Exercise objective ▸
Will you write out all the entries below exactly?

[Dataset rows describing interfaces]
----------------------------------------

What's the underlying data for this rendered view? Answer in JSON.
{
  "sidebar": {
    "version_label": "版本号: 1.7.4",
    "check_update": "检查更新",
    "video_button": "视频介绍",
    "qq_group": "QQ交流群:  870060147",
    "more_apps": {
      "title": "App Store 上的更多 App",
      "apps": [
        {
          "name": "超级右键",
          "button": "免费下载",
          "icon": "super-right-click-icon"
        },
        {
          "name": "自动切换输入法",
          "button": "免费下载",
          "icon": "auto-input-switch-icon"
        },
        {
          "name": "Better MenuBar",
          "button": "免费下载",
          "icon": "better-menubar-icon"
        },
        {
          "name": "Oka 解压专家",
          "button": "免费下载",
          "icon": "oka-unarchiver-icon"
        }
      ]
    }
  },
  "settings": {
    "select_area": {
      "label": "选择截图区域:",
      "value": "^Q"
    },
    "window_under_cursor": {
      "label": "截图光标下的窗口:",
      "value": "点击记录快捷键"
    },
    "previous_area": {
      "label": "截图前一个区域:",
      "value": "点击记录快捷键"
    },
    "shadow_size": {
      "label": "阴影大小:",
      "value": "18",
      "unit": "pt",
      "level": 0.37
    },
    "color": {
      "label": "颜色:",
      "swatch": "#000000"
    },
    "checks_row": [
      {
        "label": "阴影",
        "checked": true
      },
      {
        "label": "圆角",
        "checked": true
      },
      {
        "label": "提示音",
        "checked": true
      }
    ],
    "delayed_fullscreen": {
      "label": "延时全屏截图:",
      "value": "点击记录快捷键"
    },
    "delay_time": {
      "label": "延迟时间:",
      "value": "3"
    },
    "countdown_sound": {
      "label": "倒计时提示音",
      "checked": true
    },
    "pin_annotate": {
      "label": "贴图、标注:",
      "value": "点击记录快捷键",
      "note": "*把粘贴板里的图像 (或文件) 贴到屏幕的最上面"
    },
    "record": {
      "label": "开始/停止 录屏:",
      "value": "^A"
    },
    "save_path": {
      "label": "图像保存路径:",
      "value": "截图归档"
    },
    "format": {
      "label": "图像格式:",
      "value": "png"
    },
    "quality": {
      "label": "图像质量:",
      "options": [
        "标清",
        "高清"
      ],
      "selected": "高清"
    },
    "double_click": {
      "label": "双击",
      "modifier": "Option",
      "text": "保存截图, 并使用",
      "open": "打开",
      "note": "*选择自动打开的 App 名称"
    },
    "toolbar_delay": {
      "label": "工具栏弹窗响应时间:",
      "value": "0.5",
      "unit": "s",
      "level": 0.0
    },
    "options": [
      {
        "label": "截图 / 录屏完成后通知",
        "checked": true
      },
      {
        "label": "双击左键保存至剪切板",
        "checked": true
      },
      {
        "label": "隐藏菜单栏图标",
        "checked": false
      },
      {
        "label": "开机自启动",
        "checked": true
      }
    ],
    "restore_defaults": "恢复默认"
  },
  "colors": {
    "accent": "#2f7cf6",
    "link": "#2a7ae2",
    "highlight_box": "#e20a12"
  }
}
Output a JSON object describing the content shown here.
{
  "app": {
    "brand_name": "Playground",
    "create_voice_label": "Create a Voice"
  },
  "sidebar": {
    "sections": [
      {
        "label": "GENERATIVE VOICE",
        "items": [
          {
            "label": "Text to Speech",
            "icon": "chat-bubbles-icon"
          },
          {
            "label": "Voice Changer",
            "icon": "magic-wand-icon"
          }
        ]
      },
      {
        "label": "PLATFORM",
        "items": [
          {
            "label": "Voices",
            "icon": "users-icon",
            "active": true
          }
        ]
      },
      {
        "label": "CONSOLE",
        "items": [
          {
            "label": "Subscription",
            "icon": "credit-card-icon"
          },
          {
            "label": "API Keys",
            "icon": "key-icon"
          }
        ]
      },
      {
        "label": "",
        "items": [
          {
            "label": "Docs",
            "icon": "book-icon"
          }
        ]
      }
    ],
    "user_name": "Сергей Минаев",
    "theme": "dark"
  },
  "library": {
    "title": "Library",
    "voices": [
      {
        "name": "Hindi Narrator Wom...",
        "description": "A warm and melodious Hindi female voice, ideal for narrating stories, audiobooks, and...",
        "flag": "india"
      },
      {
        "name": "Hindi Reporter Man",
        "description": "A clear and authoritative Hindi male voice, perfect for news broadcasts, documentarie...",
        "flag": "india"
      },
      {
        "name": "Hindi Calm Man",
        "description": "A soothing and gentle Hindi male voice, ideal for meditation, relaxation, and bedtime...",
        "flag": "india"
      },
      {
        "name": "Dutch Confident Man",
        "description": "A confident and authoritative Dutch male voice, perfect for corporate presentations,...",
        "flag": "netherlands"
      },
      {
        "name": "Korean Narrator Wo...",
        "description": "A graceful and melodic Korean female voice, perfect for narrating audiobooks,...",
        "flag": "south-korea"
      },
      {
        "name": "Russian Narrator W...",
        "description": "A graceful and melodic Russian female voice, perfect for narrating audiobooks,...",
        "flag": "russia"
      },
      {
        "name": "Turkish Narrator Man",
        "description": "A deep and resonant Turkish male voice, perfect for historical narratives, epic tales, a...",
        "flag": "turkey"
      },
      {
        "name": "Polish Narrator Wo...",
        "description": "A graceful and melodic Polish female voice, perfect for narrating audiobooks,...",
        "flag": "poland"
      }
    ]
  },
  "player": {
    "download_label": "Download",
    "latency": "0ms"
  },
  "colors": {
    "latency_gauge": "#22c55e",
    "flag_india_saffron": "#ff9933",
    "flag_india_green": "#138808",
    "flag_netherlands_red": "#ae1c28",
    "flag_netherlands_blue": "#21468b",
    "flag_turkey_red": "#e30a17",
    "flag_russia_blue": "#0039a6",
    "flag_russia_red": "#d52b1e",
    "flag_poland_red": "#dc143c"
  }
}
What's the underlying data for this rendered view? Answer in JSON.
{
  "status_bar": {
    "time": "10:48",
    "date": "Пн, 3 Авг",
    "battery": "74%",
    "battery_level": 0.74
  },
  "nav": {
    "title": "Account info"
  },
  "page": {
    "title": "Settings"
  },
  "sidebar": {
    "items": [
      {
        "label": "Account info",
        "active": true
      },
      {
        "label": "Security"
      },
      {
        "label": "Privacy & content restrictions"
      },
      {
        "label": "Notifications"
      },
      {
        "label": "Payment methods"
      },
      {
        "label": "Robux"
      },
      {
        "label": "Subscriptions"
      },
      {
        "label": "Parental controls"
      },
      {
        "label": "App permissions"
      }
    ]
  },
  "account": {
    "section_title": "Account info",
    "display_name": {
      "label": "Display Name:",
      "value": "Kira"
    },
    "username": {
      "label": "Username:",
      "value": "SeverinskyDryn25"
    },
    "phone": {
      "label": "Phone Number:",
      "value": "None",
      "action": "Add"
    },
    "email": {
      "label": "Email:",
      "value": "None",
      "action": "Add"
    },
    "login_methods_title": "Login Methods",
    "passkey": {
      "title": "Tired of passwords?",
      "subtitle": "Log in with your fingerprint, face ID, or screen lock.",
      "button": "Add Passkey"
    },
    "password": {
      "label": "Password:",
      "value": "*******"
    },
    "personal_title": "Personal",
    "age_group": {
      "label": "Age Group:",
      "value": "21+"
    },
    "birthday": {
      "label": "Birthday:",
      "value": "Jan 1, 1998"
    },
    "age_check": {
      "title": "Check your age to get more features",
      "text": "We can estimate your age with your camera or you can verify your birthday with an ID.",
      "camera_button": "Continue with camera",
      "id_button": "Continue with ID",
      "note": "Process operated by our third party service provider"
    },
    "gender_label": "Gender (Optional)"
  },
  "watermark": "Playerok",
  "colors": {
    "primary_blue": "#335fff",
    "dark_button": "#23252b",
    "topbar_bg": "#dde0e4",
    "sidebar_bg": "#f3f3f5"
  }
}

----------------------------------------

Completed task ▸
What's the underlying data for this rendered view? Answer in JSON.
{
  "sidebar": {
    "version_label": "版本号: 1.7.4",
    "check_update": "检查更新",
    "video_button": "视频介绍",
    "qq_group": "QQ交流群:  870060147",
    "more_apps": {
      "title": "App Store 上的更多 App",
      "apps": [
        {
          "name": "超级右键",
          "button": "免费下载",
          "icon": "super-right-click-icon"
        },
        {
          "name": "自动切换输入法",
          "button": "免费下载",
          "icon": "auto-input-switch-icon"
        },
        {
          "name": "Better MenuBar",
          "button": "免费下载",
          "icon": "better-menubar-icon"
        },
        {
          "name": "Oka 解压专家",
          "button": "免费下载",
          "icon": "oka-unarchiver-icon"
        }
      ]
    }
  },
  "settings": {
    "select_area": {
      "label": "选择截图区域:",
      "value": "^Q"
    },
    "window_under_cursor": {
      "label": "截图光标下的窗口:",
      "value": "点击记录快捷键"
    },
    "previous_area": {
      "label": "截图前一个区域:",
      "value": "点击记录快捷键"
    },
    "shadow_size": {
      "label": "阴影大小:",
      "value": "18",
      "unit": "pt",
      "level": 0.37
    },
    "color": {
      "label": "颜色:",
      "swatch": "#000000"
    },
    "checks_row": [
      {
        "label": "阴影",
        "checked": true
      },
      {
        "label": "圆角",
        "checked": true
      },
      {
        "label": "提示音",
        "checked": true
      }
    ],
    "delayed_fullscreen": {
      "label": "延时全屏截图:",
      "value": "点击记录快捷键"
    },
    "delay_time": {
      "label": "延迟时间:",
      "value": "3"
    },
    "countdown_sound": {
      "label": "倒计时提示音",
      "checked": true
    },
    "pin_annotate": {
      "label": "贴图、标注:",
      "value": "点击记录快捷键",
      "note": "*把粘贴板里的图像 (或文件) 贴到屏幕的最上面"
    },
    "record": {
      "label": "开始/停止 录屏:",
      "value": "^A"
    },
    "save_path": {
      "label": "图像保存路径:",
      "value": "截图归档"
    },
    "format": {
      "label": "图像格式:",
      "value": "png"
    },
    "quality": {
      "label": "图像质量:",
      "options": [
        "标清",
        "高清"
      ],
      "selected": "高清"
    },
    "double_click": {
      "label": "双击",
      "modifier": "Option",
      "text": "保存截图, 并使用",
      "open": "打开",
      "note": "*选择自动打开的 App 名称"
    },
    "toolbar_delay": {
      "label": "工具栏弹窗响应时间:",
      "value": "0.5",
      "unit": "s",
      "level": 0.0
    },
    "options": [
      {
        "label": "截图 / 录屏完成后通知",
        "checked": true
      },
      {
        "label": "双击左键保存至剪切板",
        "checked": true
      },
      {
        "label": "隐藏菜单栏图标",
        "checked": false
      },
      {
        "label": "开机自启动",
        "checked": true
      }
    ],
    "restore_defaults": "恢复默认"
  },
  "colors": {
    "accent": "#2f7cf6",
    "link": "#2a7ae2",
    "highlight_box": "#e20a12"
  }
}
Output a JSON object describing the content shown here.
{
  "app": {
    "brand_name": "Playground",
    "create_voice_label": "Create a Voice"
  },
  "sidebar": {
    "sections": [
      {
        "label": "GENERATIVE VOICE",
        "items": [
          {
            "label": "Text to Speech",
            "icon": "chat-bubbles-icon"
          },
          {
            "label": "Voice Changer",
            "icon": "magic-wand-icon"
          }
        ]
      },
      {
        "label": "PLATFORM",
        "items": [
          {
            "label": "Voices",
            "icon": "users-icon",
            "active": true
          }
        ]
      },
      {
        "label": "CONSOLE",
        "items": [
          {
            "label": "Subscription",
            "icon": "credit-card-icon"
          },
          {
            "label": "API Keys",
            "icon": "key-icon"
          }
        ]
      },
      {
        "label": "",
        "items": [
          {
            "label": "Docs",
            "icon": "book-icon"
          }
        ]
      }
    ],
    "user_name": "Сергей Минаев",
    "theme": "dark"
  },
  "library": {
    "title": "Library",
    "voices": [
      {
        "name": "Hindi Narrator Wom...",
        "description": "A warm and melodious Hindi female voice, ideal for narrating stories, audiobooks, and...",
        "flag": "india"
      },
      {
        "name": "Hindi Reporter Man",
        "description": "A clear and authoritative Hindi male voice, perfect for news broadcasts, documentarie...",
        "flag": "india"
      },
      {
        "name": "Hindi Calm Man",
        "description": "A soothing and gentle Hindi male voice, ideal for meditation, relaxation, and bedtime...",
        "flag": "india"
      },
      {
        "name": "Dutch Confident Man",
        "description": "A confident and authoritative Dutch male voice, perfect for corporate presentations,...",
        "flag": "netherlands"
      },
      {
        "name": "Korean Narrator Wo...",
        "description": "A graceful and melodic Korean female voice, perfect for narrating audiobooks,...",
        "flag": "south-korea"
      },
      {
        "name": "Russian Narrator W...",
        "description": "A graceful and melodic Russian female voice, perfect for narrating audiobooks,...",
        "flag": "russia"
      },
      {
        "name": "Turkish Narrator Man",
        "description": "A deep and resonant Turkish male voice, perfect for historical narratives, epic tales, a...",
        "flag": "turkey"
      },
      {
        "name": "Polish Narrator Wo...",
        "description": "A graceful and melodic Polish female voice, perfect for narrating audiobooks,...",
        "flag": "poland"
      }
    ]
  },
  "player": {
    "download_label": "Download",
    "latency": "0ms"
  },
  "colors": {
    "latency_gauge": "#22c55e",
    "flag_india_saffron": "#ff9933",
    "flag_india_green": "#138808",
    "flag_netherlands_red": "#ae1c28",
    "flag_netherlands_blue": "#21468b",
    "flag_turkey_red": "#e30a17",
    "flag_russia_blue": "#0039a6",
    "flag_russia_red": "#d52b1e",
    "flag_poland_red": "#dc143c"
  }
}
What's the underlying data for this rendered view? Answer in JSON.
{
  "status_bar": {
    "time": "10:48",
    "date": "Пн, 3 Авг",
    "battery": "74%",
    "battery_level": 0.74
  },
  "nav": {
    "title": "Account info"
  },
  "page": {
    "title": "Settings"
  },
  "sidebar": {
    "items": [
      {
        "label": "Account info",
        "active": true
      },
      {
        "label": "Security"
      },
      {
        "label": "Privacy & content restrictions"
      },
      {
        "label": "Notifications"
      },
      {
        "label": "Payment methods"
      },
      {
        "label": "Robux"
      },
      {
        "label": "Subscriptions"
      },
      {
        "label": "Parental controls"
      },
      {
        "label": "App permissions"
      }
    ]
  },
  "account": {
    "section_title": "Account info",
    "display_name": {
      "label": "Display Name:",
      "value": "Kira"
    },
    "username": {
      "label": "Username:",
      "value": "SeverinskyDryn25"
    },
    "phone": {
      "label": "Phone Number:",
      "value": "None",
      "action": "Add"
    },
    "email": {
      "label": "Email:",
      "value": "None",
      "action": "Add"
    },
    "login_methods_title": "Login Methods",
    "passkey": {
      "title": "Tired of passwords?",
      "subtitle": "Log in with your fingerprint, face ID, or screen lock.",
      "button": "Add Passkey"
    },
    "password": {
      "label": "Password:",
      "value": "*******"
    },
    "personal_title": "Personal",
    "age_group": {
      "label": "Age Group:",
      "value": "21+"
    },
    "birthday": {
      "label": "Birthday:",
      "value": "Jan 1, 1998"
    },
    "age_check": {
      "title": "Check your age to get more features",
      "text": "We can estimate your age with your camera or you can verify your birthday with an ID.",
      "camera_button": "Continue with camera",
      "id_button": "Continue with ID",
      "note": "Process operated by our third party service provider"
    },
    "gender_label": "Gender (Optional)"
  },
  "watermark": "Playerok",
  "colors": {
    "primary_blue": "#335fff",
    "dark_button": "#23252b",
    "topbar_bg": "#dde0e4",
    "sidebar_bg": "#f3f3f5"
  }
}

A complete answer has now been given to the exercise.